• _PROBLEM TO SOLVE_:
Each line must appear in the answer exactly as it does in the data.

• _RECORDS TO USE_:
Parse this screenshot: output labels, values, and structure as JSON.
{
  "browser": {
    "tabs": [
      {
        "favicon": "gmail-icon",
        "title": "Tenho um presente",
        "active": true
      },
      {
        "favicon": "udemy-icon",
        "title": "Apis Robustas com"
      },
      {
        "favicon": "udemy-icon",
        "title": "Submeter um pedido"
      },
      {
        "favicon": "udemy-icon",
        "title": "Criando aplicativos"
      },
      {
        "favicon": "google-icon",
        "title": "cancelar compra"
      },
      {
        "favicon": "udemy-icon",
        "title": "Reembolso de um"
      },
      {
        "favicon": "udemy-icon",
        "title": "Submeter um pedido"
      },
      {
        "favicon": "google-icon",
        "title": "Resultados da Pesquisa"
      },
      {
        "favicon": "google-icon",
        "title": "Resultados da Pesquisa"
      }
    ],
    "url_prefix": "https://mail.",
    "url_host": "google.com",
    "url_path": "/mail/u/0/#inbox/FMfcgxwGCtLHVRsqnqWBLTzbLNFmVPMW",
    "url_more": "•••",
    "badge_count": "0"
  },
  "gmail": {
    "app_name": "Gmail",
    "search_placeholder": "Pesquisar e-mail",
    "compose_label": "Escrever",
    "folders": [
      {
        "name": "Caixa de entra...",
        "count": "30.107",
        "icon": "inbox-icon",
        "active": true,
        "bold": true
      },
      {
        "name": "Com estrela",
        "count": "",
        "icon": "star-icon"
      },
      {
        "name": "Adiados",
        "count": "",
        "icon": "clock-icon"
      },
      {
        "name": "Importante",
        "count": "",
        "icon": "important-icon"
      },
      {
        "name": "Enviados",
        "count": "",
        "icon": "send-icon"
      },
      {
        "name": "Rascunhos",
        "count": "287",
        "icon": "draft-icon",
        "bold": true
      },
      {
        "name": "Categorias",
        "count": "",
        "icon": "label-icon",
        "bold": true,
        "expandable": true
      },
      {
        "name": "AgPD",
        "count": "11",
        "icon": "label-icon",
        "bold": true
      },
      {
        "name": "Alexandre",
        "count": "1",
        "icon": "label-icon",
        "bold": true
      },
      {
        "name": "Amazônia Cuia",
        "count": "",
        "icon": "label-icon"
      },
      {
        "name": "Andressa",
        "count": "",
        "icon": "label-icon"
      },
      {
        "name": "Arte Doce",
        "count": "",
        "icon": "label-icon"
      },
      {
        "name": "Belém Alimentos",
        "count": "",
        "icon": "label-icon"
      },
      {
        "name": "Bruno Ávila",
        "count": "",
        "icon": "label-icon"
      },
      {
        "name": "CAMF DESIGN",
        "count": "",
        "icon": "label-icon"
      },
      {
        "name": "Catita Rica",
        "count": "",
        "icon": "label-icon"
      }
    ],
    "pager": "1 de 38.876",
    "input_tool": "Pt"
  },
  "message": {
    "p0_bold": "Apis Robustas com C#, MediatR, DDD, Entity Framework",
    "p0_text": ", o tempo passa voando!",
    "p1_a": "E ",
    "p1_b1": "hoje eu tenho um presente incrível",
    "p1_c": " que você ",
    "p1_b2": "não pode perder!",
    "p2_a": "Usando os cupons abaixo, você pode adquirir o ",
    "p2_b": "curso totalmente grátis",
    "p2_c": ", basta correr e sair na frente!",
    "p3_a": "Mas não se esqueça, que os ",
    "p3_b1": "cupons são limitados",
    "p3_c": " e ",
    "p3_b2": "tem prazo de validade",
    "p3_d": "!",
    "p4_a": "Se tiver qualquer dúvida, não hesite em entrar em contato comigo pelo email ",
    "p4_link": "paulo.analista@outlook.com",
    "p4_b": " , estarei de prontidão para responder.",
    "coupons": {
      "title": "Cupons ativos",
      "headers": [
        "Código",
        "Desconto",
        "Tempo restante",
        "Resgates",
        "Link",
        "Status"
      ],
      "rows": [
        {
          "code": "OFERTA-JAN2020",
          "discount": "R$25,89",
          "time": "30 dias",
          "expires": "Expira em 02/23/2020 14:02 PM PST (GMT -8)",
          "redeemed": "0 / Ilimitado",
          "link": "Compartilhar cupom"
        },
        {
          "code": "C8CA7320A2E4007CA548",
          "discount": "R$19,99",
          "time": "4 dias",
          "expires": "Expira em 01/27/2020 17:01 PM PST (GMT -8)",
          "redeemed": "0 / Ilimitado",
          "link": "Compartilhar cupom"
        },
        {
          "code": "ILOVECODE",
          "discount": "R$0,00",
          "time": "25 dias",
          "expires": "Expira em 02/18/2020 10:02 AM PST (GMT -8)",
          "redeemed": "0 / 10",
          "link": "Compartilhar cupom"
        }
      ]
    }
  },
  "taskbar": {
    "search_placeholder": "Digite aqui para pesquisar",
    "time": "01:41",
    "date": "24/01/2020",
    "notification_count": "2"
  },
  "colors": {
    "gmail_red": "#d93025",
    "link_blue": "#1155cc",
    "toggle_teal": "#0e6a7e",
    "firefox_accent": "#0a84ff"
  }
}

• _RESPONSE FOR THIS EXERCISE_:
Parse this screenshot: output labels, values, and structure as JSON.
{
  "browser": {
    "tabs": [
      {
        "favicon": "gmail-icon",
        "title": "Tenho um presente",
        "active": true
      },
      {
        "favicon": "udemy-icon",
        "title": "Apis Robustas com"
      },
      {
        "favicon": "udemy-icon",
        "title": "Submeter um pedido"
      },
      {
        "favicon": "udemy-icon",
        "title": "Criando aplicativos"
      },
      {
        "favicon": "google-icon",
        "title": "cancelar compra"
      },
      {
        "favicon": "udemy-icon",
        "title": "Reembolso de um"
      },
      {
        "favicon": "udemy-icon",
        "title": "Submeter um pedido"
      },
      {
        "favicon": "google-icon",
        "title": "Resultados da Pesquisa"
      },
      {
        "favicon": "google-icon",
        "title": "Resultados da Pesquisa"
      }
    ],
    "url_prefix": "https://mail.",
    "url_host": "google.com",
    "url_path": "/mail/u/0/#inbox/FMfcgxwGCtLHVRsqnqWBLTzbLNFmVPMW",
    "url_more": "•••",
    "badge_count": "0"
  },
  "gmail": {
    "app_name": "Gmail",
    "search_placeholder": "Pesquisar e-mail",
    "compose_label": "Escrever",
    "folders": [
      {
        "name": "Caixa de entra...",
        "count": "30.107",
        "icon": "inbox-icon",
        "active": true,
        "bold": true
      },
      {
        "name": "Com estrela",
        "count": "",
        "icon": "star-icon"
      },
      {
        "name": "Adiados",
        "count": "",
        "icon": "clock-icon"
      },
      {
        "name": "Importante",
        "count": "",
        "icon": "important-icon"
      },
      {
        "name": "Enviados",
        "count": "",
        "icon": "send-icon"
      },
      {
        "name": "Rascunhos",
        "count": "287",
        "icon": "draft-icon",
        "bold": true
      },
      {
        "name": "Categorias",
        "count": "",
        "icon": "label-icon",
        "bold": true,
        "expandable": true
      },
      {
        "name": "AgPD",
        "count": "11",
        "icon": "label-icon",
        "bold": true
      },
      {
        "name": "Alexandre",
        "count": "1",
        "icon": "label-icon",
        "bold": true
      },
      {
        "name": "Amazônia Cuia",
        "count": "",
        "icon": "label-icon"
      },
      {
        "name": "Andressa",
        "count": "",
        "icon": "label-icon"
      },
      {
        "name": "Arte Doce",
        "count": "",
        "icon": "label-icon"
      },
      {
        "name": "Belém Alimentos",
        "count": "",
        "icon": "label-icon"
      },
      {
        "name": "Bruno Ávila",
        "count": "",
        "icon": "label-icon"
      },
      {
        "name": "CAMF DESIGN",
        "count": "",
        "icon": "label-icon"
      },
      {
        "name": "Catita Rica",
        "count": "",
        "icon": "label-icon"
      }
    ],
    "pager": "1 de 38.876",
    "input_tool": "Pt"
  },
  "message": {
    "p0_bold": "Apis Robustas com C#, MediatR, DDD, Entity Framework",
    "p0_text": ", o tempo passa voando!",
    "p1_a": "E ",
    "p1_b1": "hoje eu tenho um presente incrível",
    "p1_c": " que você ",
    "p1_b2": "não pode perder!",
    "p2_a": "Usando os cupons abaixo, você pode adquirir o ",
    "p2_b": "curso totalmente grátis",
    "p2_c": ", basta correr e sair na frente!",
    "p3_a": "Mas não se esqueça, que os ",
    "p3_b1": "cupons são limitados",
    "p3_c": " e ",
    "p3_b2": "tem prazo de validade",
    "p3_d": "!",
    "p4_a": "Se tiver qualquer dúvida, não hesite em entrar em contato comigo pelo email ",
    "p4_link": "paulo.analista@outlook.com",
    "p4_b": " , estarei de prontidão para responder.",
    "coupons": {
      "title": "Cupons ativos",
      "headers": [
        "Código",
        "Desconto",
        "Tempo restante",
        "Resgates",
        "Link",
        "Status"
      ],
      "rows": [
        {
          "code": "OFERTA-JAN2020",
          "discount": "R$25,89",
          "time": "30 dias",
          "expires": "Expira em 02/23/2020 14:02 PM PST (GMT -8)",
          "redeemed": "0 / Ilimitado",
          "link": "Compartilhar cupom"
        },
        {
          "code": "C8CA7320A2E4007CA548",
          "discount": "R$19,99",
          "time": "4 dias",
          "expires": "Expira em 01/27/2020 17:01 PM PST (GMT -8)",
          "redeemed": "0 / Ilimitado",
          "link": "Compartilhar cupom"
        },
        {
          "code": "ILOVECODE",
          "discount": "R$0,00",
          "time": "25 dias",
          "expires": "Expira em 02/18/2020 10:02 AM PST (GMT -8)",
          "redeemed": "0 / 10",
          "link": "Compartilhar cupom"
        }
      ]
    }
  },
  "taskbar": {
    "search_placeholder": "Digite aqui para pesquisar",
    "time": "01:41",
    "date": "24/01/2020",
    "notification_count": "2"
  },
  "colors": {
    "gmail_red": "#d93025",
    "link_blue": "#1155cc",
    "toggle_teal": "#0e6a7e",
    "firefox_accent": "#0a84ff"
  }
}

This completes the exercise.